**Description of the task**
Print the line containing "Serialize everything readable" and all lines after it to the end of the records below, exactly as written. No pictures.

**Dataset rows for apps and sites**
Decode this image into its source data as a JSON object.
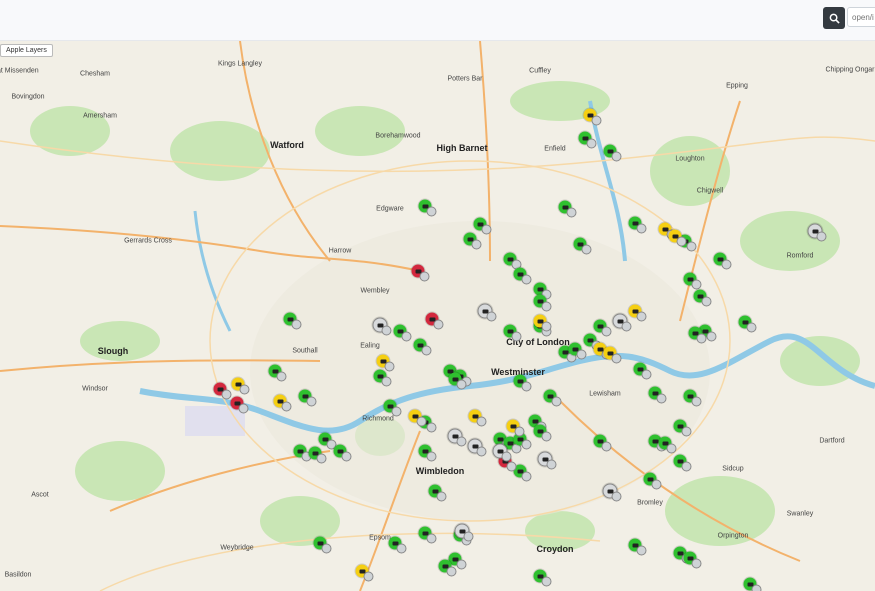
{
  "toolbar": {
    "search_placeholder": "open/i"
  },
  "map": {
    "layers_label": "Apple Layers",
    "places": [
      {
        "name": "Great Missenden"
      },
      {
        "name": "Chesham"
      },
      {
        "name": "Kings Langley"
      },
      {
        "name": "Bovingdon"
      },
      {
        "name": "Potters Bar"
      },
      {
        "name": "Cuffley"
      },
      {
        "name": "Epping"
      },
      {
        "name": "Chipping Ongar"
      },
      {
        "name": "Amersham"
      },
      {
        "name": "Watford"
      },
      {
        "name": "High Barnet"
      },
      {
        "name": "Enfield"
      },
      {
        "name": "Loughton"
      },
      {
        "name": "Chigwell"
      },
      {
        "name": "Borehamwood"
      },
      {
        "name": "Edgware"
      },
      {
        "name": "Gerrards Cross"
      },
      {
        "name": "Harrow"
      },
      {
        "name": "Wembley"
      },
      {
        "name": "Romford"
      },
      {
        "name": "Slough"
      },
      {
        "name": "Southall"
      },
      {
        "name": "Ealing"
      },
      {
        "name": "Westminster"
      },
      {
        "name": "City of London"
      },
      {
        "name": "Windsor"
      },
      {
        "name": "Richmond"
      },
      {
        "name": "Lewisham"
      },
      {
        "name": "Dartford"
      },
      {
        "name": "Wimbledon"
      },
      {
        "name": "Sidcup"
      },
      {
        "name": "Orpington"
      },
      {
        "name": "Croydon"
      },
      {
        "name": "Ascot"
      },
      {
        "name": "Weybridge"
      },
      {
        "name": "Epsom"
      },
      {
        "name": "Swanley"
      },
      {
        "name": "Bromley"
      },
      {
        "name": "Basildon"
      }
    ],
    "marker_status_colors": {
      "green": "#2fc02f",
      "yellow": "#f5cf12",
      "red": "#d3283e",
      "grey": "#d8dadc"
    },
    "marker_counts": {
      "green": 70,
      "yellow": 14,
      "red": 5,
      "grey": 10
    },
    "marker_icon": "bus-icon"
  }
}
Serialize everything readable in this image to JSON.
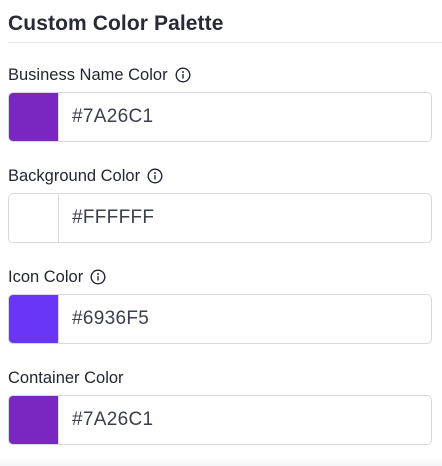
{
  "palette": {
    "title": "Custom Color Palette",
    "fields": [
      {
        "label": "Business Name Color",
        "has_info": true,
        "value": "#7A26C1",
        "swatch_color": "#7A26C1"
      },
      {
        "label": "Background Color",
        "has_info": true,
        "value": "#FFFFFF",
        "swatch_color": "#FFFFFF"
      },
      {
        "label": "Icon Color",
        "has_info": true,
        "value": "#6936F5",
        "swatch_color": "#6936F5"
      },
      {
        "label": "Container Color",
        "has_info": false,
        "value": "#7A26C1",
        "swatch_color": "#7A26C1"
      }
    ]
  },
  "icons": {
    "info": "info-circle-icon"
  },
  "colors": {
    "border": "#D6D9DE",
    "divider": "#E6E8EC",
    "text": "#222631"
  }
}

**Solved problem**
Serialize everything readable in this image to JSON.
{
  "palette": {
    "title": "Custom Color Palette",
    "fields": [
      {
        "label": "Business Name Color",
        "has_info": true,
        "value": "#7A26C1",
        "swatch_color": "#7A26C1"
      },
      {
        "label": "Background Color",
        "has_info": true,
        "value": "#FFFFFF",
        "swatch_color": "#FFFFFF"
      },
      {
        "label": "Icon Color",
        "has_info": true,
        "value": "#6936F5",
        "swatch_color": "#6936F5"
      },
      {
        "label": "Container Color",
        "has_info": false,
        "value": "#7A26C1",
        "swatch_color": "#7A26C1"
      }
    ]
  },
  "icons": {
    "info": "info-circle-icon"
  },
  "colors": {
    "border": "#D6D9DE",
    "divider": "#E6E8EC",
    "text": "#222631"
  }
}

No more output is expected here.